For a city with roots in meatpacking, it’s no surprise that steak tartare—the unapologetically carnivorous dish of seasoned raw beef bound with egg—has caught on in a big way. Versions of this classic French dish abound at French restaurants and steakhouses (Maude’s Liquor Bar’s classically Parisian take, with luscious beef tenderloin laced with capers, raw onion and parsley, topped with a custardy poached egg yolk and plated with charred toast and mustardy aioli, makes converts out of most). If you’re a devotee on the hunt for new ways to love raw meat, here are six brand-new tartares to try at Chicago restaurants.
New steak tartares
Like butter, bone marrow is one of those magic ingredients that can improve any dish. Nonetheless, it’s surprising to see it paired with beef tartare at the Czech-inspired Boho House. The roasted marrow, the vinegar- and horseradish-laced raw beef and peppery watercress are layered on a hefty slice of charred sourdough that results in a combo that’s oddly, wonderfully reminiscent of the perfect roast beef sandwich.
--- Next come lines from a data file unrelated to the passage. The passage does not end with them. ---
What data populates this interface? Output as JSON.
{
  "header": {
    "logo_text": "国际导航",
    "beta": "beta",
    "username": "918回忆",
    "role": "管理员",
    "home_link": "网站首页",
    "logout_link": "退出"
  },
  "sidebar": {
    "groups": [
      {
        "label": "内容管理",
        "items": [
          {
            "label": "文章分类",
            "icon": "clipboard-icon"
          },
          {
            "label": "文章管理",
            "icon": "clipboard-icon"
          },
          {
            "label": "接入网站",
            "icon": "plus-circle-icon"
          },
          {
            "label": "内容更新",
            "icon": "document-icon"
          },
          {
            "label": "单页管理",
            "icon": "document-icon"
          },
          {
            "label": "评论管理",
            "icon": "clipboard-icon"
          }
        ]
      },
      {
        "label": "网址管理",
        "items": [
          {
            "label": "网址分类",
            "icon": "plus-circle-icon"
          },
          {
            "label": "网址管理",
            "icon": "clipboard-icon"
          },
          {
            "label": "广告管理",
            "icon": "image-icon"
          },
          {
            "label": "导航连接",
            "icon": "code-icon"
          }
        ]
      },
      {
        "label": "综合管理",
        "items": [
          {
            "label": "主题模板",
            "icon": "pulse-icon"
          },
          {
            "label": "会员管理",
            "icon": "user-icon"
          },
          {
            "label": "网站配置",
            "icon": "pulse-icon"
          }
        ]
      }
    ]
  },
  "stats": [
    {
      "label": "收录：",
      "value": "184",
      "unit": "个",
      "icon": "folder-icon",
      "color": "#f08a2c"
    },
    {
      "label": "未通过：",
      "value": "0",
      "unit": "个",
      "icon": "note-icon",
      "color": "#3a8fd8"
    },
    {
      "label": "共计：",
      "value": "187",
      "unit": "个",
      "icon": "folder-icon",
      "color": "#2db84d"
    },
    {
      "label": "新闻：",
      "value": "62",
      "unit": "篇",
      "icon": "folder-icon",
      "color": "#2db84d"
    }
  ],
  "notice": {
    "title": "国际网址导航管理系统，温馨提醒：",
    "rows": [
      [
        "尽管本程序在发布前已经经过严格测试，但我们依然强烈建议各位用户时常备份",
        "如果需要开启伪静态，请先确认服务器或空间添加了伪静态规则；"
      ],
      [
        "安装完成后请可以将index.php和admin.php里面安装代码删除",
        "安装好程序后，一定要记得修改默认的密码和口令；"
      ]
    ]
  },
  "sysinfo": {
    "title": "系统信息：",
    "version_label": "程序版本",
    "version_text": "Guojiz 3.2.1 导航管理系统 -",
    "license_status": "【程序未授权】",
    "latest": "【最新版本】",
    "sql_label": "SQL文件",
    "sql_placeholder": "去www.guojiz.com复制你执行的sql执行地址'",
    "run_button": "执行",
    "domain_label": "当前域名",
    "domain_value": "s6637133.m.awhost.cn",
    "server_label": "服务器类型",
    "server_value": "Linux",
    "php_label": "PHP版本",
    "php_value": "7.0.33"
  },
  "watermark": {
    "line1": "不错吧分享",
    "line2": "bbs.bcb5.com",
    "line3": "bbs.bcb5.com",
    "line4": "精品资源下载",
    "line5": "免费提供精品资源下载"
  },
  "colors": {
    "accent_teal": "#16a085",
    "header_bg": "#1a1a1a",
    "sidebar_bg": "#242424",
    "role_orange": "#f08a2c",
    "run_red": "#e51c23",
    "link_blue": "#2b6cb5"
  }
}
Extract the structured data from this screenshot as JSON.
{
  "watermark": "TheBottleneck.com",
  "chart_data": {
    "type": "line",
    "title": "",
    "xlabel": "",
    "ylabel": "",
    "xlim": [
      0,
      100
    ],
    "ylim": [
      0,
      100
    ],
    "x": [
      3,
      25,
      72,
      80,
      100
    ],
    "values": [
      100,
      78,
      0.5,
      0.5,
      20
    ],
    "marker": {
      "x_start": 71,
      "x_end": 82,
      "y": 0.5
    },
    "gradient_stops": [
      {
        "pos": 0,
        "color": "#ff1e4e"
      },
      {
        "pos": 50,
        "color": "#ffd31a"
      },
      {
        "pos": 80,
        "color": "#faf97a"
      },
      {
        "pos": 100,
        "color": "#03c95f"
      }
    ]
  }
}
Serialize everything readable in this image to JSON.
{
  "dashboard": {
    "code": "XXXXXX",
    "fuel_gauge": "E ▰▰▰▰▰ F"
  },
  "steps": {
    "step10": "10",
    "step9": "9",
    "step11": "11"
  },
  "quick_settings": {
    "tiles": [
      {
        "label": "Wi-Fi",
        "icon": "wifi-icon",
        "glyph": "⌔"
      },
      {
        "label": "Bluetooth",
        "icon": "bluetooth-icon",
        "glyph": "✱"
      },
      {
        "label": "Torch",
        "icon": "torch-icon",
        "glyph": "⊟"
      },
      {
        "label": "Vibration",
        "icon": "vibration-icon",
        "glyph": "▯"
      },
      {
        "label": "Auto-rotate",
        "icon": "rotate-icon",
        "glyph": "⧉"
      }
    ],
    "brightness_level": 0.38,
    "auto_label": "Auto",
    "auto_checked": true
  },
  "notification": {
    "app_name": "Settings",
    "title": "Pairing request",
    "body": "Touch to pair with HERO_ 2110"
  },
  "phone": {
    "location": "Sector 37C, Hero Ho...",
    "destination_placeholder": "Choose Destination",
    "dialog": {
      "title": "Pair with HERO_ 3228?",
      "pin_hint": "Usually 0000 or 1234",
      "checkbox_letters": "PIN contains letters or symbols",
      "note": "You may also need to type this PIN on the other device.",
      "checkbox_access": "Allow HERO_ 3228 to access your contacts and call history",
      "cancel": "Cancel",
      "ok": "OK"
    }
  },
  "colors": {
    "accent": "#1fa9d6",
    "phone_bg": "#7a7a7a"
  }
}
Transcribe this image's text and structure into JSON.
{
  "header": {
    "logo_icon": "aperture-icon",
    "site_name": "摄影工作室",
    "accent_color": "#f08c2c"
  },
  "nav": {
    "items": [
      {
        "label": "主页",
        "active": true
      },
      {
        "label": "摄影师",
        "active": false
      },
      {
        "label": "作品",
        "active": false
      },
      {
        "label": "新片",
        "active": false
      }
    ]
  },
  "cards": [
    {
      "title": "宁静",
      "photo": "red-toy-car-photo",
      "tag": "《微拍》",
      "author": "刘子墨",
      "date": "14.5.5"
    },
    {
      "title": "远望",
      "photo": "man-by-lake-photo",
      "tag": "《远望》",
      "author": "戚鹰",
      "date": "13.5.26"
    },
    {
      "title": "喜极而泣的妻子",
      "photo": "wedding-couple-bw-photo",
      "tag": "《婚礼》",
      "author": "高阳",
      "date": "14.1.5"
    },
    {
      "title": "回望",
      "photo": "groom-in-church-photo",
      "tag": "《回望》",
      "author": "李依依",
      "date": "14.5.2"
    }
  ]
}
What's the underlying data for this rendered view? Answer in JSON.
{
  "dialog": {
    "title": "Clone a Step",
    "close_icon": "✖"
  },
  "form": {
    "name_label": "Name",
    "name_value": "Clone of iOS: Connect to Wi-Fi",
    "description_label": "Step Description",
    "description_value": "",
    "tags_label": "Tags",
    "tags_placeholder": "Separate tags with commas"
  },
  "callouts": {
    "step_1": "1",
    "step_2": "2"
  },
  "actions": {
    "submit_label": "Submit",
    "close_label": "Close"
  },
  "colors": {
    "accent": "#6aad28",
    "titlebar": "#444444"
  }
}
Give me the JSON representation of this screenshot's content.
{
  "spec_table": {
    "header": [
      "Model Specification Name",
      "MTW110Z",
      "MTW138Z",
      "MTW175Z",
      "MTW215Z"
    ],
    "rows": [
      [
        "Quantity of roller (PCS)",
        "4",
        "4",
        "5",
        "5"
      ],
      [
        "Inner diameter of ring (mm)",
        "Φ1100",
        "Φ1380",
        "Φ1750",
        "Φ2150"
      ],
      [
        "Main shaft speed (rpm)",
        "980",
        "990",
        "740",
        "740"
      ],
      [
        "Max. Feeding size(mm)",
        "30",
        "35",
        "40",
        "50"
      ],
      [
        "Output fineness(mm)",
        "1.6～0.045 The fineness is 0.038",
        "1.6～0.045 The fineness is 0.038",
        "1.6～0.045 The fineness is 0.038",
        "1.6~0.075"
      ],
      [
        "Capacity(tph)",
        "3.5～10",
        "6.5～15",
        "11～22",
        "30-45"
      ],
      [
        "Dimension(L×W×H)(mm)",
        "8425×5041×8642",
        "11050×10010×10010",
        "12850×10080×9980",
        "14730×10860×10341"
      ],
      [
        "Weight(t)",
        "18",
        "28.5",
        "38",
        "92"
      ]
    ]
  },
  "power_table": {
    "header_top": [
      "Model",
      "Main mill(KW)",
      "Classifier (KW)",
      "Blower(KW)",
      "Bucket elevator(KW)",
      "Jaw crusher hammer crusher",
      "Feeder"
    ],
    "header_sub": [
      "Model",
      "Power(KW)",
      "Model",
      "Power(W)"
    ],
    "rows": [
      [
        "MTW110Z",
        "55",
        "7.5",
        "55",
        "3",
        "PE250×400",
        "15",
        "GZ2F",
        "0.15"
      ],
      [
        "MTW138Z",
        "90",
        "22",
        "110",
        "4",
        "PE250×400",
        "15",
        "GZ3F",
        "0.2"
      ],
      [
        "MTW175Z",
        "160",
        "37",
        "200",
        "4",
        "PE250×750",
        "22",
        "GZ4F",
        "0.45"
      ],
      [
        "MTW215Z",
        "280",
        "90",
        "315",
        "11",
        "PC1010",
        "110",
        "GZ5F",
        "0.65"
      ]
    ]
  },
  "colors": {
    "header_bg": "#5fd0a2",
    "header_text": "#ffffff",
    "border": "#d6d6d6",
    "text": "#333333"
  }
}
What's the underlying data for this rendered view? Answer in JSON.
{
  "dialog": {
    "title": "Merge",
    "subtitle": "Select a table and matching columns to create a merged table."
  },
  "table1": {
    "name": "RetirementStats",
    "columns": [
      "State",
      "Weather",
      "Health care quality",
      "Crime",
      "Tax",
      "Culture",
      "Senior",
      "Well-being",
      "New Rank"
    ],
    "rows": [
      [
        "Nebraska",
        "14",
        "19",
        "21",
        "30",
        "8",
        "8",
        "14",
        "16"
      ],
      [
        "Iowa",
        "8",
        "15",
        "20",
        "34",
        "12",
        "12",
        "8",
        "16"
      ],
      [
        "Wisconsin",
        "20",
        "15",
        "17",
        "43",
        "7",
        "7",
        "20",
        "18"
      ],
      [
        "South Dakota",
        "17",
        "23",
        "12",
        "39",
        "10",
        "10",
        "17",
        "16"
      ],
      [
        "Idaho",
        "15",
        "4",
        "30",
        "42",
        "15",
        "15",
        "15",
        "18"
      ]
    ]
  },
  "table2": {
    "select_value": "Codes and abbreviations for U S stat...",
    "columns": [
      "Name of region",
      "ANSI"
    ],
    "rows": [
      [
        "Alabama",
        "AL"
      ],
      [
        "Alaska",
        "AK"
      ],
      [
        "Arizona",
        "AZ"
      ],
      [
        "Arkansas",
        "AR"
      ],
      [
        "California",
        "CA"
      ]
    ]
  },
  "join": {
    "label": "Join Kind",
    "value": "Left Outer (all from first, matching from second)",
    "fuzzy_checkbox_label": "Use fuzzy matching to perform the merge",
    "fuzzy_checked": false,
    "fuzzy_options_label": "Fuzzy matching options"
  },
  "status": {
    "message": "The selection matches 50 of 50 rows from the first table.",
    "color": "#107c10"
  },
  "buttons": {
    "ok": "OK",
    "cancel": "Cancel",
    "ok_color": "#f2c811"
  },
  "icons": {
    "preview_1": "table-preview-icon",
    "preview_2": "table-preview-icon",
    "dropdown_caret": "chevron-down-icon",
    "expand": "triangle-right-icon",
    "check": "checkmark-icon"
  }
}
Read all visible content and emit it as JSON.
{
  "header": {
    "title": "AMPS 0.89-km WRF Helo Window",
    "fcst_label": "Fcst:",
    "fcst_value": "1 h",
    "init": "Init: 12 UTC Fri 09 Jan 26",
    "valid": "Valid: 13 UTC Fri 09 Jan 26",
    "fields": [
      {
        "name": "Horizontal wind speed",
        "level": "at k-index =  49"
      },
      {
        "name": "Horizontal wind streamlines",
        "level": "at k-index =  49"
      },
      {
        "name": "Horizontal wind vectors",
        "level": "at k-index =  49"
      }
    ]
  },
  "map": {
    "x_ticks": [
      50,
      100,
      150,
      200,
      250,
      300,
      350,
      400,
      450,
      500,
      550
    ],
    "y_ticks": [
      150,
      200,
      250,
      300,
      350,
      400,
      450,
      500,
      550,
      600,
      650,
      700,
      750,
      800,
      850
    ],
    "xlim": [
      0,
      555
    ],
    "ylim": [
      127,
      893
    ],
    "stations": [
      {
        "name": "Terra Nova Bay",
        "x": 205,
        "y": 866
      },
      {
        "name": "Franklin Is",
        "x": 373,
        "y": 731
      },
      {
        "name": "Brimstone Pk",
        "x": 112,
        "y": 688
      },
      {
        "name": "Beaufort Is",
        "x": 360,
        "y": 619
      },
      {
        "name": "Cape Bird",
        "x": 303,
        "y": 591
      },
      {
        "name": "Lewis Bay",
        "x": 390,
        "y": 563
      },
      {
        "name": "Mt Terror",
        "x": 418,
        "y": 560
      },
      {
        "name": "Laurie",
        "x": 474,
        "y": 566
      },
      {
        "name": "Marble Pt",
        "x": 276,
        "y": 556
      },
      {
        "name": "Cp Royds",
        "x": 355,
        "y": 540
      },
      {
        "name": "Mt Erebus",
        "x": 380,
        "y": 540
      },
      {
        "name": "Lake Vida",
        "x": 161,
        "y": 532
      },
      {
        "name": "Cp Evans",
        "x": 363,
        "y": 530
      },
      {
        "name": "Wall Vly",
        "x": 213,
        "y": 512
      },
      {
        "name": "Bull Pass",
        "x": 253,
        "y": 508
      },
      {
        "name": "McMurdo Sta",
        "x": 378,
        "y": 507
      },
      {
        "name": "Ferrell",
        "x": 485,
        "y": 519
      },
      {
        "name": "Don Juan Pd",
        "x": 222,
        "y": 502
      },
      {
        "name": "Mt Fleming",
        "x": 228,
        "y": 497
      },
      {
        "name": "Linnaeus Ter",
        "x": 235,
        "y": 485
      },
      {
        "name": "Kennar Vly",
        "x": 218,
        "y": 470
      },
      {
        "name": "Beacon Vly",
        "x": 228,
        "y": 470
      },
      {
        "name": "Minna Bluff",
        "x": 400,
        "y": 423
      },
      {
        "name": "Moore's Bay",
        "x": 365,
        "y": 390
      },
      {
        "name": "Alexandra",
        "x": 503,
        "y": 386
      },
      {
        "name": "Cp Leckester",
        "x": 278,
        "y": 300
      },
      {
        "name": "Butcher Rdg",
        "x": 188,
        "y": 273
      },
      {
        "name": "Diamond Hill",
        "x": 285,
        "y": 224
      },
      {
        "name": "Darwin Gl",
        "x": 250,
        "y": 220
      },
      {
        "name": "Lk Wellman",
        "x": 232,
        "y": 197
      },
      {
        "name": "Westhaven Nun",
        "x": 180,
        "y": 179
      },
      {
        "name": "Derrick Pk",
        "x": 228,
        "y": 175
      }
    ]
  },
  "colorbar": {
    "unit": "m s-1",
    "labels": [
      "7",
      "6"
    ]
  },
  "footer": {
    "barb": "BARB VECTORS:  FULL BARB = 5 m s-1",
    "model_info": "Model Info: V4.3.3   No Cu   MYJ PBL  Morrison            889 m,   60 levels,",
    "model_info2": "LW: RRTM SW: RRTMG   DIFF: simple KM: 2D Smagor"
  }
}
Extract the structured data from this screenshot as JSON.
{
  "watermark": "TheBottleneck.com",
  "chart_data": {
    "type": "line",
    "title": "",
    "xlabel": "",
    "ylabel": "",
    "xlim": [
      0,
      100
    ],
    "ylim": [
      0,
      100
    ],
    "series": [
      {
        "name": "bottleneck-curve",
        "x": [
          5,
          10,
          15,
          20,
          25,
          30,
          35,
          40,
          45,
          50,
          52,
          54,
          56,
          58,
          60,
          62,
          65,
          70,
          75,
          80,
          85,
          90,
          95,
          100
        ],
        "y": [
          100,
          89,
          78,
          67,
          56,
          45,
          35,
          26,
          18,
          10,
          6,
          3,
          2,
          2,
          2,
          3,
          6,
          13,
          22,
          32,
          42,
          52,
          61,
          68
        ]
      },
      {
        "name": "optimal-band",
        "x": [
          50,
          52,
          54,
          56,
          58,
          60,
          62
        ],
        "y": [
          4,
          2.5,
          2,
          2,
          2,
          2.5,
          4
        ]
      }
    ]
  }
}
Housed in a former butcher shop/deli, this German-influenced brasserie takes its meat seriously. The tartare—laced with capers and herbs, topped with a tiny quail egg yolk and flanked by similarly petite brioche toasts—is the most traditional of the bunch. But the meat mixture stands on its own: The sumptuous blend of rich, marbled ribeye, lean sirloin and velvety filet showcases the textural nuances of each cut. Pair it with a glass of brightly acidic Domaine Filliatreau Les Grand Vignolles Cabernet Franc from the list of unique wines from the (equally serious) minds behind Bucktown’s Red & White Wines.
At first glance, The Gage’s bison tartare appears unusual because of the choice of meat. But it turns out that mild bison offers the perfect canvas for all sorts of flavorings. And here, the additions are what make this dish so intriguing. The tender bison is mixed with fried capers and tossed in bourbon aioli, then topped with prickly frisee and sweet-hot Calabrian chiles, all served alongside a mound of salty Grana Padano snow. Somehow it all works, and you may find yourself sopping up every last bit of that aioli—rich with a distinctive charred wood and caramel edge—from the plate. Don’t worry; they have more toast.
With its unapologetically minimalist presentation anchored by super-fresh handcut beef, the carne crudo at Piedmontese Osteria Langhe is one for meat purists. Lightly salted, coarsely chopped meat is enriched further by shavings of intensely eggy cured yolks and accompanied by long, thin crisp grissini (Italian breadsticks) and olive oil-dressed peppery arugula. With meat this good, you don’t need much else—except maybe a Negroni to wash it down.
Oceanic ingredients find their way into nearly every menu item at this nautically themed spot by the team behind Scofflaw. The tartare, which blends raw beef and subtly briny oysters, is a forehead-smackingly good way to let in a little sea. The soft, unctuous meat blend is lightly dusted with grated fresh horseradish and dotted with dime-sized salt and vinegar chips. Still-piquant pickled onions add heat, and the dish is cooled with a smear of horseradish cream on the plate.
Like everything on the menu at Taus Authentic, the beef tartare is rife with influences from owner Michael Taus’s Czech heritage and travels through Europe and Asia. The meat mixture is made up of finely chopped, meltingly tender beef filet, shallots, capers and a housemade XO sauce, with dried seafood, lemongrass, chilies, ginger and garlic. The accoutrements follow the same pattern and include soy–rice wine mayo, pickled daikon, and sesame and scallion brioche.